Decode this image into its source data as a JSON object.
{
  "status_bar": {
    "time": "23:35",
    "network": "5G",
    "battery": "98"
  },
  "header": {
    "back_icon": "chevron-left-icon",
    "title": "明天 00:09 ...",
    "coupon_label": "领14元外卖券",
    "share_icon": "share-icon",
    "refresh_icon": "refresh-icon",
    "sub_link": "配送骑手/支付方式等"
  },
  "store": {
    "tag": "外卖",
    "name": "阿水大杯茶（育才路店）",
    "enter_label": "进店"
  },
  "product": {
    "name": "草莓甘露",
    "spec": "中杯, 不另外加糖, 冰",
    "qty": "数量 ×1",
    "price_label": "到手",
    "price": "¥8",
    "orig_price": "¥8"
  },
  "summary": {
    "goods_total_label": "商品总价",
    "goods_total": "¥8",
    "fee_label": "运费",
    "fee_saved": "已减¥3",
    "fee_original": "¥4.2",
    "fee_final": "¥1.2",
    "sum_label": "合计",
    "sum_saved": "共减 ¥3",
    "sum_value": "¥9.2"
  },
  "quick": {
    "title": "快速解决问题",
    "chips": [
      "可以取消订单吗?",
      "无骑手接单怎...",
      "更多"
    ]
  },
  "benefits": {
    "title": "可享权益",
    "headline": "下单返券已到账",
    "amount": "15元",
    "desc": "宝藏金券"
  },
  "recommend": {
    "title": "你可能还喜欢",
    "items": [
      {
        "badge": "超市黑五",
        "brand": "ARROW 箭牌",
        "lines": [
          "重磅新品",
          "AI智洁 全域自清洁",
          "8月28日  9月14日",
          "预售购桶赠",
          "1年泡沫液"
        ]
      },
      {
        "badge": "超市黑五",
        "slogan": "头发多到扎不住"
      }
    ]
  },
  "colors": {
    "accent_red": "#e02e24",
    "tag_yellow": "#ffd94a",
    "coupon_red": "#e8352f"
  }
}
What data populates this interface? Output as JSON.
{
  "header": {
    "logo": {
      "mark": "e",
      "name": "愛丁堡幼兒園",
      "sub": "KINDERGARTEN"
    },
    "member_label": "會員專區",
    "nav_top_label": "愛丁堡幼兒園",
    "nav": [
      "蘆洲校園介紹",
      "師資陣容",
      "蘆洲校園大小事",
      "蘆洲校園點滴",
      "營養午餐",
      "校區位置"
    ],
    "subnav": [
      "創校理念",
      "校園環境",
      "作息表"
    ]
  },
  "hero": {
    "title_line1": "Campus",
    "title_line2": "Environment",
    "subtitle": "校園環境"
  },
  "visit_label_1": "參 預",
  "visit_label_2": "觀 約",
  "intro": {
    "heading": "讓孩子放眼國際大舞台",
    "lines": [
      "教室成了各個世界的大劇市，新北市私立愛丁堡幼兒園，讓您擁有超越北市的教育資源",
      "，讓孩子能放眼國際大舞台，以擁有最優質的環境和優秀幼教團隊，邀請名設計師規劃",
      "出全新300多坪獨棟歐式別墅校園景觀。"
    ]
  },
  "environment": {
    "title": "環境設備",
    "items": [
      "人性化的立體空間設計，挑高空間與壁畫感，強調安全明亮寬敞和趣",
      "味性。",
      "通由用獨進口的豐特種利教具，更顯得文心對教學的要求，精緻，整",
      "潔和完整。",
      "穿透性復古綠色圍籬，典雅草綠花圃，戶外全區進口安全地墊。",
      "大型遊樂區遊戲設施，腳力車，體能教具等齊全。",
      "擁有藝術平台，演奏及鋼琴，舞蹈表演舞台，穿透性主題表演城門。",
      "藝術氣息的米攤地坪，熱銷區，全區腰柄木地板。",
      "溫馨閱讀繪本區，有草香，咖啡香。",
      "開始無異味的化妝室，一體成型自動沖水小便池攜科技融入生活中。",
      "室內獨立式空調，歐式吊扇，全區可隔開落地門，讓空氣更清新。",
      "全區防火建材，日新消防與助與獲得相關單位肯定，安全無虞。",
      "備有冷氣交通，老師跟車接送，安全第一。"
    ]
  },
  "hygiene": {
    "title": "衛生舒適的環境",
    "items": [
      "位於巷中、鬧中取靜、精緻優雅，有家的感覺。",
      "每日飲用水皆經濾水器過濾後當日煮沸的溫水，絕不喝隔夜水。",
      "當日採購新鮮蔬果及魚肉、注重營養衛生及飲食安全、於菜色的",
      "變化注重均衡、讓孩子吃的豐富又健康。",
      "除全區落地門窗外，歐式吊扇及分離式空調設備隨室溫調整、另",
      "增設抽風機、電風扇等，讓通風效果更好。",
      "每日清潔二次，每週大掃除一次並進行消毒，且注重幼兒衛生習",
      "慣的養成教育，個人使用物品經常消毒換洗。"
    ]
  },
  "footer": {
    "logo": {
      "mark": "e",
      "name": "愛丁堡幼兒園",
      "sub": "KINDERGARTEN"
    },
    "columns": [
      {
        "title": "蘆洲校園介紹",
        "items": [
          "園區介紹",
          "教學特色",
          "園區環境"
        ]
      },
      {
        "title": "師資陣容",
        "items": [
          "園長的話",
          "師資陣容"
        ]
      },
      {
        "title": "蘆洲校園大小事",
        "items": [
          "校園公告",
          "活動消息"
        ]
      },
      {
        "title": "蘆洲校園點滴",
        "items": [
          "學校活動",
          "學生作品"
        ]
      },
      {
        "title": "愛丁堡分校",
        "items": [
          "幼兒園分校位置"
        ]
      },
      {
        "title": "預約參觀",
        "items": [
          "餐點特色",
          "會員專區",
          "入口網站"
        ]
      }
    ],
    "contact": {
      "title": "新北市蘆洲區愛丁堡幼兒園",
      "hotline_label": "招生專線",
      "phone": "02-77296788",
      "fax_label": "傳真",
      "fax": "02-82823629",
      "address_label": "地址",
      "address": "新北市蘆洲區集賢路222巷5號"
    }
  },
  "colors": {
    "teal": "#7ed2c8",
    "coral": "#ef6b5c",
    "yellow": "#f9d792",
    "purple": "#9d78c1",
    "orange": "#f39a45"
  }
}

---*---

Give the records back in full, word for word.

> **COMPLETED TASK**
Decode this image into its source data as a JSON object.
{
  "status_bar": {
    "time": "23:35",
    "network": "5G",
    "battery": "98"
  },
  "header": {
    "back_icon": "chevron-left-icon",
    "title": "明天 00:09 ...",
    "coupon_label": "领14元外卖券",
    "share_icon": "share-icon",
    "refresh_icon": "refresh-icon",
    "sub_link": "配送骑手/支付方式等"
  },
  "store": {
    "tag": "外卖",
    "name": "阿水大杯茶（育才路店）",
    "enter_label": "进店"
  },
  "product": {
    "name": "草莓甘露",
    "spec": "中杯, 不另外加糖, 冰",
    "qty": "数量 ×1",
    "price_label": "到手",
    "price": "¥8",
    "orig_price": "¥8"
  },
  "summary": {
    "goods_total_label": "商品总价",
    "goods_total": "¥8",
    "fee_label": "运费",
    "fee_saved": "已减¥3",
    "fee_original": "¥4.2",
    "fee_final": "¥1.2",
    "sum_label": "合计",
    "sum_saved": "共减 ¥3",
    "sum_value": "¥9.2"
  },
  "quick": {
    "title": "快速解决问题",
    "chips": [
      "可以取消订单吗?",
      "无骑手接单怎...",
      "更多"
    ]
  },
  "benefits": {
    "title": "可享权益",
    "headline": "下单返券已到账",
    "amount": "15元",
    "desc": "宝藏金券"
  },
  "recommend": {
    "title": "你可能还喜欢",
    "items": [
      {
        "badge": "超市黑五",
        "brand": "ARROW 箭牌",
        "lines": [
          "重磅新品",
          "AI智洁 全域自清洁",
          "8月28日  9月14日",
          "预售购桶赠",
          "1年泡沫液"
        ]
      },
      {
        "badge": "超市黑五",
        "slogan": "头发多到扎不住"
      }
    ]
  },
  "colors": {
    "accent_red": "#e02e24",
    "tag_yellow": "#ffd94a",
    "coupon_red": "#e8352f"
  }
}
What data populates this interface? Output as JSON.
{
  "header": {
    "logo": {
      "mark": "e",
      "name": "愛丁堡幼兒園",
      "sub": "KINDERGARTEN"
    },
    "member_label": "會員專區",
    "nav_top_label": "愛丁堡幼兒園",
    "nav": [
      "蘆洲校園介紹",
      "師資陣容",
      "蘆洲校園大小事",
      "蘆洲校園點滴",
      "營養午餐",
      "校區位置"
    ],
    "subnav": [
      "創校理念",
      "校園環境",
      "作息表"
    ]
  },
  "hero": {
    "title_line1": "Campus",
    "title_line2": "Environment",
    "subtitle": "校園環境"
  },
  "visit_label_1": "參 預",
  "visit_label_2": "觀 約",
  "intro": {
    "heading": "讓孩子放眼國際大舞台",
    "lines": [
      "教室成了各個世界的大劇市，新北市私立愛丁堡幼兒園，讓您擁有超越北市的教育資源",
      "，讓孩子能放眼國際大舞台，以擁有最優質的環境和優秀幼教團隊，邀請名設計師規劃",
      "出全新300多坪獨棟歐式別墅校園景觀。"
    ]
  },
  "environment": {
    "title": "環境設備",
    "items": [
      "人性化的立體空間設計，挑高空間與壁畫感，強調安全明亮寬敞和趣",
      "味性。",
      "通由用獨進口的豐特種利教具，更顯得文心對教學的要求，精緻，整",
      "潔和完整。",
      "穿透性復古綠色圍籬，典雅草綠花圃，戶外全區進口安全地墊。",
      "大型遊樂區遊戲設施，腳力車，體能教具等齊全。",
      "擁有藝術平台，演奏及鋼琴，舞蹈表演舞台，穿透性主題表演城門。",
      "藝術氣息的米攤地坪，熱銷區，全區腰柄木地板。",
      "溫馨閱讀繪本區，有草香，咖啡香。",
      "開始無異味的化妝室，一體成型自動沖水小便池攜科技融入生活中。",
      "室內獨立式空調，歐式吊扇，全區可隔開落地門，讓空氣更清新。",
      "全區防火建材，日新消防與助與獲得相關單位肯定，安全無虞。",
      "備有冷氣交通，老師跟車接送，安全第一。"
    ]
  },
  "hygiene": {
    "title": "衛生舒適的環境",
    "items": [
      "位於巷中、鬧中取靜、精緻優雅，有家的感覺。",
      "每日飲用水皆經濾水器過濾後當日煮沸的溫水，絕不喝隔夜水。",
      "當日採購新鮮蔬果及魚肉、注重營養衛生及飲食安全、於菜色的",
      "變化注重均衡、讓孩子吃的豐富又健康。",
      "除全區落地門窗外，歐式吊扇及分離式空調設備隨室溫調整、另",
      "增設抽風機、電風扇等，讓通風效果更好。",
      "每日清潔二次，每週大掃除一次並進行消毒，且注重幼兒衛生習",
      "慣的養成教育，個人使用物品經常消毒換洗。"
    ]
  },
  "footer": {
    "logo": {
      "mark": "e",
      "name": "愛丁堡幼兒園",
      "sub": "KINDERGARTEN"
    },
    "columns": [
      {
        "title": "蘆洲校園介紹",
        "items": [
          "園區介紹",
          "教學特色",
          "園區環境"
        ]
      },
      {
        "title": "師資陣容",
        "items": [
          "園長的話",
          "師資陣容"
        ]
      },
      {
        "title": "蘆洲校園大小事",
        "items": [
          "校園公告",
          "活動消息"
        ]
      },
      {
        "title": "蘆洲校園點滴",
        "items": [
          "學校活動",
          "學生作品"
        ]
      },
      {
        "title": "愛丁堡分校",
        "items": [
          "幼兒園分校位置"
        ]
      },
      {
        "title": "預約參觀",
        "items": [
          "餐點特色",
          "會員專區",
          "入口網站"
        ]
      }
    ],
    "contact": {
      "title": "新北市蘆洲區愛丁堡幼兒園",
      "hotline_label": "招生專線",
      "phone": "02-77296788",
      "fax_label": "傳真",
      "fax": "02-82823629",
      "address_label": "地址",
      "address": "新北市蘆洲區集賢路222巷5號"
    }
  },
  "colors": {
    "teal": "#7ed2c8",
    "coral": "#ef6b5c",
    "yellow": "#f9d792",
    "purple": "#9d78c1",
    "orange": "#f39a45"
  }
}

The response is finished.